[App and web page records]
+--

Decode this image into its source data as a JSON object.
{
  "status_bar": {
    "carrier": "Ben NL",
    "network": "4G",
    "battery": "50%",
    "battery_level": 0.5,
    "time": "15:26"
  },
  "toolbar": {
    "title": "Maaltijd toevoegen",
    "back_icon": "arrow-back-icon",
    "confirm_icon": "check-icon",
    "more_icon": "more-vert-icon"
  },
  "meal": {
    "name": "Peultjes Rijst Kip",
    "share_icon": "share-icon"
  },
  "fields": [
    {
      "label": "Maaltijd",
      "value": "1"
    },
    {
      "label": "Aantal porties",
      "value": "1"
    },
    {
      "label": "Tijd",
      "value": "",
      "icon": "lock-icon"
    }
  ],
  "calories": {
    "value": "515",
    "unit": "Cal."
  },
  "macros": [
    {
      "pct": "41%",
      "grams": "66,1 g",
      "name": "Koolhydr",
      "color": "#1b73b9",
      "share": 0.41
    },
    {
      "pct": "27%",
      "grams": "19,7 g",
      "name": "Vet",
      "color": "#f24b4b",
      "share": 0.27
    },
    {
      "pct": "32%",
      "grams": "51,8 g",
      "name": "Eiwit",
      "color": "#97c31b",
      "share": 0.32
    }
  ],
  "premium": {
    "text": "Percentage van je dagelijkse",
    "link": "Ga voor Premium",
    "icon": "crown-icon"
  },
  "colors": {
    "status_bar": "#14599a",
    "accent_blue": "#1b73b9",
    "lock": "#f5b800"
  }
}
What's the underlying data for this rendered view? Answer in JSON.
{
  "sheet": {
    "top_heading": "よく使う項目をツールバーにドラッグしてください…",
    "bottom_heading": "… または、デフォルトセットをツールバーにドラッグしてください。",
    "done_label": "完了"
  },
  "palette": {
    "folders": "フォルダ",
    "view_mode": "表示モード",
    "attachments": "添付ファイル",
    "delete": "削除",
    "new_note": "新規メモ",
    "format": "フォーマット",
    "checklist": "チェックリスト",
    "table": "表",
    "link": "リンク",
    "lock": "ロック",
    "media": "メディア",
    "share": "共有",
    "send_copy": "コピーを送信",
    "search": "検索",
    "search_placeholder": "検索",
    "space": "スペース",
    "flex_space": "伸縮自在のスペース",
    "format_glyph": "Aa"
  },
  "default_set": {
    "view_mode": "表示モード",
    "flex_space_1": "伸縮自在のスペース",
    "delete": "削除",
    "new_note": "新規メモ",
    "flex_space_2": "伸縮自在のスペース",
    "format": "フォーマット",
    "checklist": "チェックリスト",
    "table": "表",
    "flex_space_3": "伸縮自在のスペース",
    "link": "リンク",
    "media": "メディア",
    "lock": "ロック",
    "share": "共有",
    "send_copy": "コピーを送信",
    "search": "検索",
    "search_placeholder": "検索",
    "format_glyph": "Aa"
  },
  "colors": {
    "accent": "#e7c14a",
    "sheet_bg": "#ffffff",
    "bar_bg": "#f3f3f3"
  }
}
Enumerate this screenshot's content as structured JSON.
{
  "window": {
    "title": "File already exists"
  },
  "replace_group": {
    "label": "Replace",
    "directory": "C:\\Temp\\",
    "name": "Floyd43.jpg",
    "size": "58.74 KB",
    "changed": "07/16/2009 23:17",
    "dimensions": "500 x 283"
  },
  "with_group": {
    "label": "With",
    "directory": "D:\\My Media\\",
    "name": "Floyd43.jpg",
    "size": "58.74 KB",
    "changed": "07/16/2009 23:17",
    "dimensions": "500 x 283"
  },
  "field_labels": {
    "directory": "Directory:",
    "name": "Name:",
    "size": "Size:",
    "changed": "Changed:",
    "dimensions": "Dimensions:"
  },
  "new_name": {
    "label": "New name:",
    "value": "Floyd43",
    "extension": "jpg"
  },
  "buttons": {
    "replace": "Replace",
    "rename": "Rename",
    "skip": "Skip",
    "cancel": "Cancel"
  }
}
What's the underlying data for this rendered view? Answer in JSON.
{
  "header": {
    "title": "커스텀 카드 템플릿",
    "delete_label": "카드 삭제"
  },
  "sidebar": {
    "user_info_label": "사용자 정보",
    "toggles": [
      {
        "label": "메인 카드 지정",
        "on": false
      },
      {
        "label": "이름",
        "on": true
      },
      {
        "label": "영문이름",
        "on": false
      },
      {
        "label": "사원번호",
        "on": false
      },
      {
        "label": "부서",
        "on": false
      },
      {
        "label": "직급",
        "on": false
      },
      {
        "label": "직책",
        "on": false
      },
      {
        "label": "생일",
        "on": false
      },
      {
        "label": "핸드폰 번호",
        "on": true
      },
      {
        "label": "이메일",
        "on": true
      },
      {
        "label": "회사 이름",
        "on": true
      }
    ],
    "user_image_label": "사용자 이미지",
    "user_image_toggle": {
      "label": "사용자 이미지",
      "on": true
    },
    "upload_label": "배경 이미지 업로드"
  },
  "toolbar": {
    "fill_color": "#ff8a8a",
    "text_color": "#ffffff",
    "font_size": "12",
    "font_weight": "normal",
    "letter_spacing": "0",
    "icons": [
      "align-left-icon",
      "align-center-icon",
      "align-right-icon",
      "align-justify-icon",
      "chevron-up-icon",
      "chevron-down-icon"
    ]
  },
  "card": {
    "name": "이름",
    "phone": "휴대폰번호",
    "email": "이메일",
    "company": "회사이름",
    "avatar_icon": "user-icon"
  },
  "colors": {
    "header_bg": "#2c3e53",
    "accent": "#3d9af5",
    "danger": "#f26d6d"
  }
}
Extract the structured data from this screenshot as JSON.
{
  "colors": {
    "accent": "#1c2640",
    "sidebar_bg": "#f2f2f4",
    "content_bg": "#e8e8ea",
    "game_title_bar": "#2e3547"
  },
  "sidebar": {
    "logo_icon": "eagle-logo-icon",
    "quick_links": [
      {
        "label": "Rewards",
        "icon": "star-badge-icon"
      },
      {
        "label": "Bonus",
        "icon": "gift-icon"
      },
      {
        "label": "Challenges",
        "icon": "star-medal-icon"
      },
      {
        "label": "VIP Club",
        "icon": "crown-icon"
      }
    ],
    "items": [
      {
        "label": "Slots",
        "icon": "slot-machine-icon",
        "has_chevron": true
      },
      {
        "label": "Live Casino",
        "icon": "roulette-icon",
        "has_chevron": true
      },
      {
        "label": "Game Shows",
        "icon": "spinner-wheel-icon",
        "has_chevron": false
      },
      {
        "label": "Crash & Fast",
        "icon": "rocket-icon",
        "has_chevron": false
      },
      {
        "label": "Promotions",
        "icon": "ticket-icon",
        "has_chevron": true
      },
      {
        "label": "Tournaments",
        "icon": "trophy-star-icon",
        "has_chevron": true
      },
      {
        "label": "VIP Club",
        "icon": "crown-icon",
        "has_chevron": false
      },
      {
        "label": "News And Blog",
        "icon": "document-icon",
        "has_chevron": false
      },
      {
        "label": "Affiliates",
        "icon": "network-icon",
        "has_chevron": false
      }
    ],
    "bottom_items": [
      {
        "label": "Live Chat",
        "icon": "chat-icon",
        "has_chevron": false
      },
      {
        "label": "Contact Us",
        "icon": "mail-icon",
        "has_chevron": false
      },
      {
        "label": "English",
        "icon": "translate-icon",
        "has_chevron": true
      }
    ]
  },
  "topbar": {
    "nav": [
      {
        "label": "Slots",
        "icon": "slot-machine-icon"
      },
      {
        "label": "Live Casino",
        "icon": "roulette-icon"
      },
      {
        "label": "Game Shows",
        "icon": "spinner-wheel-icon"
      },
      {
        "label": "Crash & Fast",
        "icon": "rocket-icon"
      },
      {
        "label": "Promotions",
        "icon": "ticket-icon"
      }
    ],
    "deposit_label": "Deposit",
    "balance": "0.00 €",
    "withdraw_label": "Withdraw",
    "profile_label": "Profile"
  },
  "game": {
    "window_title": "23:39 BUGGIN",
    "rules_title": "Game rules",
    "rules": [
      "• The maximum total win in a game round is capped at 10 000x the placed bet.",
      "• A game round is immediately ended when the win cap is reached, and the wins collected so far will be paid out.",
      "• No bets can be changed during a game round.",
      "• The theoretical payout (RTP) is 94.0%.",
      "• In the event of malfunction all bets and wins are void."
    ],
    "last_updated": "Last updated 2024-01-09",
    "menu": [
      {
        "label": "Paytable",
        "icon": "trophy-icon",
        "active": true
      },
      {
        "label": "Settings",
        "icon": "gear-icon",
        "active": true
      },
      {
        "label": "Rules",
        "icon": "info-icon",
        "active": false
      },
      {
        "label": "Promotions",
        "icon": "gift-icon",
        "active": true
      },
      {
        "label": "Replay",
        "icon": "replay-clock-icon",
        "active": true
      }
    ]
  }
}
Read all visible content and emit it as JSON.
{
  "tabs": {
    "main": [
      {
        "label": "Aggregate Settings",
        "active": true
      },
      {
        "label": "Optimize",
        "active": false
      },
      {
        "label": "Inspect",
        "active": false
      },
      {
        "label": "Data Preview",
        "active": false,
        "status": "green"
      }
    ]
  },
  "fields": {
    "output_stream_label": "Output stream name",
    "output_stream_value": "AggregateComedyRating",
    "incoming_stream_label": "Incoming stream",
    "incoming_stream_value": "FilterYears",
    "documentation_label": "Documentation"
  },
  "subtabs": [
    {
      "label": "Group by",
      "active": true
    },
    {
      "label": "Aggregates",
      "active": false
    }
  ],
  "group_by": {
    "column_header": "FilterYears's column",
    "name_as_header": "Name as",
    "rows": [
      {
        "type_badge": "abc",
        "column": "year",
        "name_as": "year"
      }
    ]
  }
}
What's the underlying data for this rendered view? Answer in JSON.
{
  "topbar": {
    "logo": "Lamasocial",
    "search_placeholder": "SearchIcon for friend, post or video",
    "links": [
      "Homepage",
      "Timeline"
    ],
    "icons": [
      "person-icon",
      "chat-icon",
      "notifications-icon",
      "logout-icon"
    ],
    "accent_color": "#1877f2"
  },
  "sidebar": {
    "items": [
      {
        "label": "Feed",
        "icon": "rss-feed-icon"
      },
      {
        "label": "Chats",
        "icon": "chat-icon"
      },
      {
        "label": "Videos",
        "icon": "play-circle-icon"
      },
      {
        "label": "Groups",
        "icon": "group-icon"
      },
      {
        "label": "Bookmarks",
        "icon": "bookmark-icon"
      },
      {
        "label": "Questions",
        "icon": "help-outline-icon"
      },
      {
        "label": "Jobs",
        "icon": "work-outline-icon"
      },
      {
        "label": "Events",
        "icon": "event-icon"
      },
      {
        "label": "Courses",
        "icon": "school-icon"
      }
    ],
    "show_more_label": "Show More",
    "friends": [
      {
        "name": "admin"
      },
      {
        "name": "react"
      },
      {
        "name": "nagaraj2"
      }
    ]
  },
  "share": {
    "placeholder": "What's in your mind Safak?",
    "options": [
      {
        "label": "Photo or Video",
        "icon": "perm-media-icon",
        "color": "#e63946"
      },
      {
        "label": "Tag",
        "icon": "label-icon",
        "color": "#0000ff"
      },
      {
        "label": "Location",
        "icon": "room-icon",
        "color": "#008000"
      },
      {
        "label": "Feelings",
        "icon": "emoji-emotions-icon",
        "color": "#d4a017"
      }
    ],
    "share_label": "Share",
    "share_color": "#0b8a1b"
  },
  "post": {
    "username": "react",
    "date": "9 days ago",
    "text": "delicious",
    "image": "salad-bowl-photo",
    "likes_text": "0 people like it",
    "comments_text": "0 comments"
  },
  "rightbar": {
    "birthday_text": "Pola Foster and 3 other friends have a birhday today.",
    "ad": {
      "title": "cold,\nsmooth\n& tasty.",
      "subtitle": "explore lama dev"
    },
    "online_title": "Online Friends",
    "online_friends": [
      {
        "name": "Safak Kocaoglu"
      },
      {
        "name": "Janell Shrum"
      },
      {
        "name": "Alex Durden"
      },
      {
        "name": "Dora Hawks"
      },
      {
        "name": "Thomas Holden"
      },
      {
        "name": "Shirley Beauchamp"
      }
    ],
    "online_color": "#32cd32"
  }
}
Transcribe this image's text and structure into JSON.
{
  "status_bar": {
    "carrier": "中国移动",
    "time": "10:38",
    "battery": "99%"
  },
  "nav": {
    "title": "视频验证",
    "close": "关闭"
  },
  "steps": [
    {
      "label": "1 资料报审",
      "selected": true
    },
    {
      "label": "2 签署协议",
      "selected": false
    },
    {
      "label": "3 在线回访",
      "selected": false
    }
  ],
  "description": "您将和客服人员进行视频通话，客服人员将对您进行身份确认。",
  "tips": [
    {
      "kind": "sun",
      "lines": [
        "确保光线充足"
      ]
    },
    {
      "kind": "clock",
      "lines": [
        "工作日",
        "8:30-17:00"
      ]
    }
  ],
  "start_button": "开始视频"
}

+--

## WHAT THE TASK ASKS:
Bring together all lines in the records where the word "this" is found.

## PROBLEM SOLUTION:
Decode this image into its source data as a JSON object.
What's the underlying data for this rendered view? Answer in JSON.
Enumerate this screenshot's content as structured JSON.
What's the underlying data for this rendered view? Answer in JSON.
Extract the structured data from this screenshot as JSON.
What's the underlying data for this rendered view? Answer in JSON.
Transcribe this image's text and structure into JSON.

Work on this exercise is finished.